The modern world runs on oil and natural gas, whether we like it or not. Not only does oil alone provide 40 percent of the world's energy needs, and almost 90 percent of all transportation power, but petroleum is essential in the production of fertilizer (and thus conventional food production), rubber, plastics (and thus at least half of the items at Wal-Mart), and countless other mainstays of modern living. What would happen if all of the supplies of oil and natural gas, which most Americans take for granted, were to suddenly disappear? Our country would come to a standstill — literally, since gasoline and diesel fuel are required to run almost all of our vehicles. While the chances of that happening are practically nil, we must consider what would happen if the production of oil were to level off, prior to declining, despite the best efforts of such producers as OPEC to maintain past production levels. We need to begin thinking about how our society would be affected by this phenomenon, referred to as "Peak Oil". Why the need to contemplate it now? Because it's already happening.

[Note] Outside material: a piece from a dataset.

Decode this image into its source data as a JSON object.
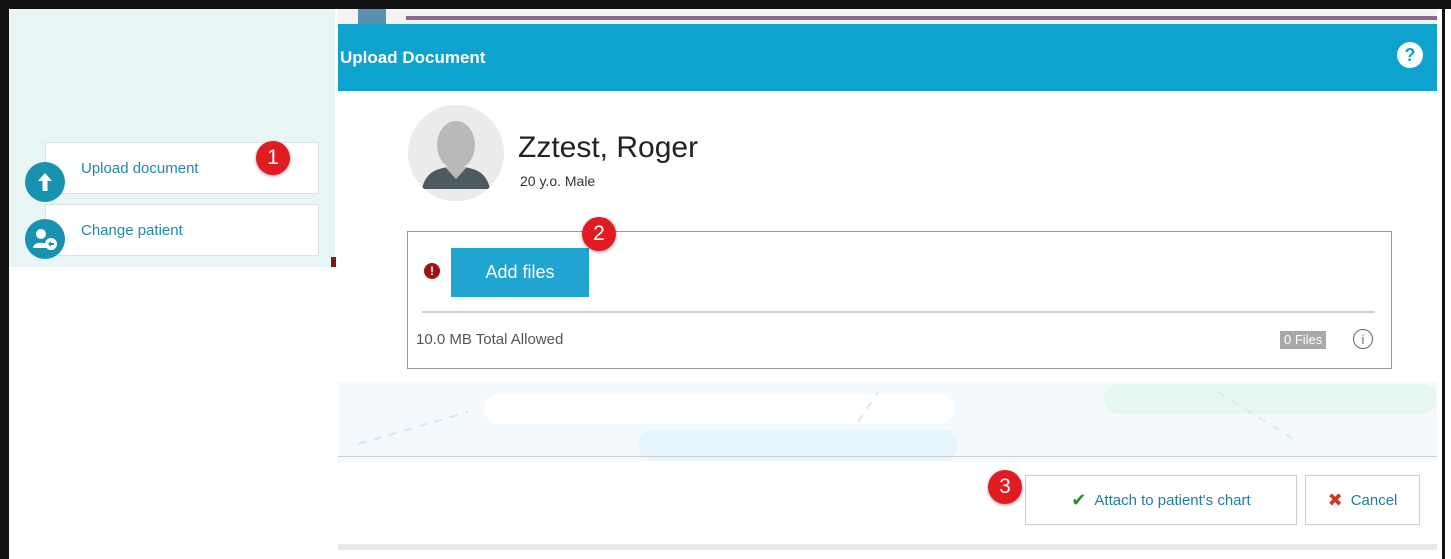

While many individuals in government and the petroleum industry disagree with the concept of Peak Oil, the signs of a future crisis are popping up like wildcat rigs during the Texas oil boom. It is estimated that our earth is endowed with approximately 2 trillion barrels of crude oil. Unfortunately, we have already used up 900 billion barrels — nearly half of it. More than likely, we will find 150 billion barrels during the next 30 years. But that will not be sufficient to meet the estimated demand of one trillion barrels during those same three decades. By way of comparison, America's 293 million residents already consume 22 million barrels of crude per day, and that number is rising, despite higher gasoline prices, as we buy increasingly wasteful cars and trucks. Asia's 3.6 billion people — 12 times our population — consume nine percent less oil than America. Just imagine the increase in demand for oil if Asian consumers were to double their petroleum usage; yet it still would be less than 1/5 of our usage per capita. The world's thirst for oil is likely to increase rather dramatically as hundreds of millions of Chinese citizens turn in their sweat-powered bicycles for gasoline-powered cars.

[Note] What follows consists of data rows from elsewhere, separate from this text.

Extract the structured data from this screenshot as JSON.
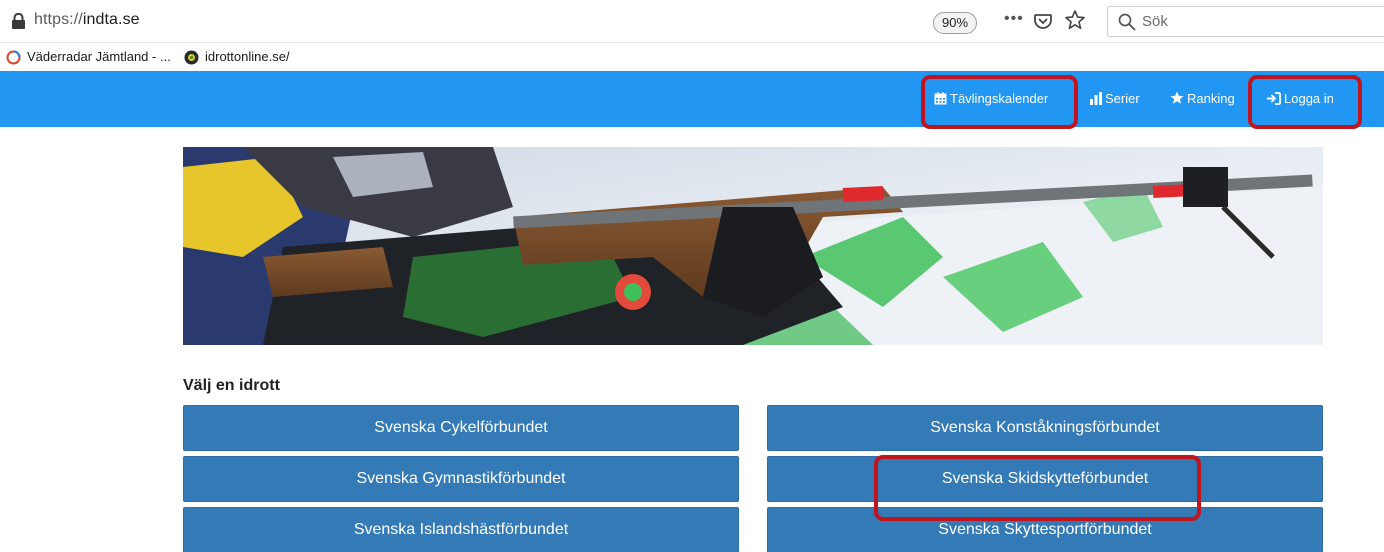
{
  "browser": {
    "url_scheme": "https://",
    "url_host": "indta.se",
    "zoom": "90%",
    "more": "•••",
    "search_placeholder": "Sök",
    "icons": [
      "lock-icon",
      "page-actions-icon",
      "pocket-icon",
      "bookmark-star-icon",
      "search-icon"
    ]
  },
  "bookmarks": [
    {
      "label": "Väderradar Jämtland - ...",
      "icon": "radar-icon"
    },
    {
      "label": "idrottonline.se/",
      "icon": "globe-icon"
    }
  ],
  "nav": {
    "calendar": "Tävlingskalender",
    "series": "Serier",
    "ranking": "Ranking",
    "login": "Logga in",
    "color": "#2196f3",
    "highlight_color": "#c0141e"
  },
  "section": {
    "heading": "Välj en idrott"
  },
  "sports": {
    "left": [
      "Svenska Cykelförbundet",
      "Svenska Gymnastikförbundet",
      "Svenska Islandshästförbundet"
    ],
    "right": [
      "Svenska Konståkningsförbundet",
      "Svenska Skidskytteförbundet",
      "Svenska Skyttesportförbundet"
    ],
    "button_color": "#337ab7"
  }
}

While global demand for oil is increasing by two percent per year, existing supplies are being depleted at a rate of over four percent per year. Clearly this trend cannot continue indefinitely. More specifically, it is estimated that new supplies must be increased by at least six percent per year just to keep the demand and supply relationship stable. But this is as likely to happen as the U.S. federal government ignoring the powerful petroleum industry lobbyists, and pushing for national energy independence and a shift to sustainable energy sources. All of the inexpensive oil has already been discovered, and the remaining supplies are in much more costly regions of the globe. These high costs will take many forms, such as growing extraction and transportation expenses, higher prices on the open markets (assuming that all of these politically unstable and often unfriendly countries agree to continue selling to us), or the limitless costs of taking that oil for American purposes (assuming the U.S. takes a more aggressive role, in the form of further "regime changes").

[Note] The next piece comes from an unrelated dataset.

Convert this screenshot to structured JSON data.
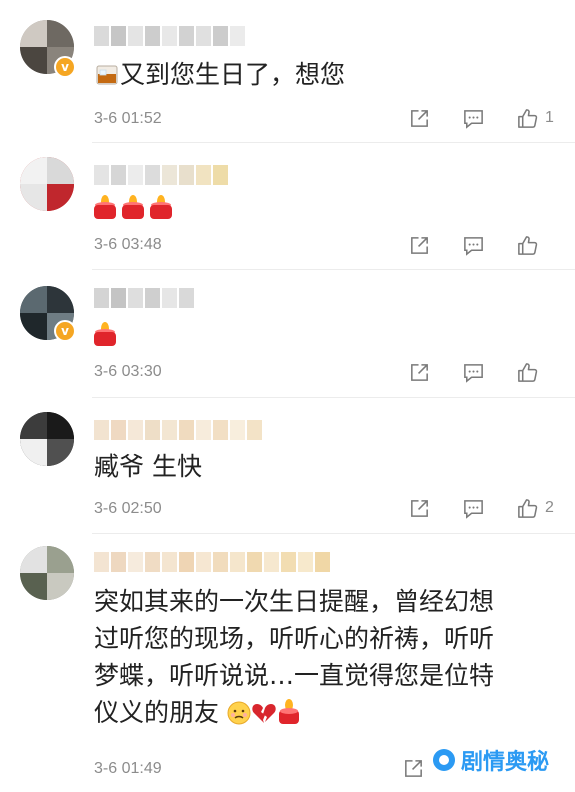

While these problems are plaguing the production of oil, the situation is not improving for another critical step in the process, namely, refining the oil. The recent BP oil refinery explosion in Texas City, Texas, is a tragic and vivid reminder of the importance of refining in the process of getting fossil fuels out of oil fields and into gas tanks. The refinery destroyed by the explosion was the country's third-largest, and produced 460,000 barrels of gasoline per day, 3 percent of the U.S. supply. After the explosion, U.S. gasoline prices reached an all-time high of $1.6080 per gallon on the New York Mercantile Exchange. While this recent refinery explosion is not believed to be an act of terrorism, many security authorities are now warning that the high concentration of oil refineries in Texas, make a tempting target for the nation's enemies.
Critics of these dire warnings claim that we will always be able to find new sources. Yet the Saudis' biggest field, Al-Ghawar, outputs 5 million barrels per day, and they cannot produce more. Iraq, Algeria, and Venezuela are all producing less. This year's oil production growth rate in Russia, the world's second-largest oil exporter, will be the lowest since 1999. Indonesia's oil output is falling so dramatically that it might have to withdraw from OPEC. Prudhoe Bay and the North Sea were the last major oil discoveries in our part of the world, and both of those areas have already begun declining. Canadian oil sands are touted as an alternative, but they will never offset the reductions in Saudi oil output. Some financial commentators and most lay people appear to think that the problems won't start until we hit zero production. Actually, the existing problems will simply get worse as we descend down the oil production curve. Get ready for $5- and then $10-gasoline, in addition to growing demand for hybrid cars (which already have lengthy waiting lists). Or hope for better public transit in the U.S., which is not likely, given the fiscal restraints of our cash-strapped city governments.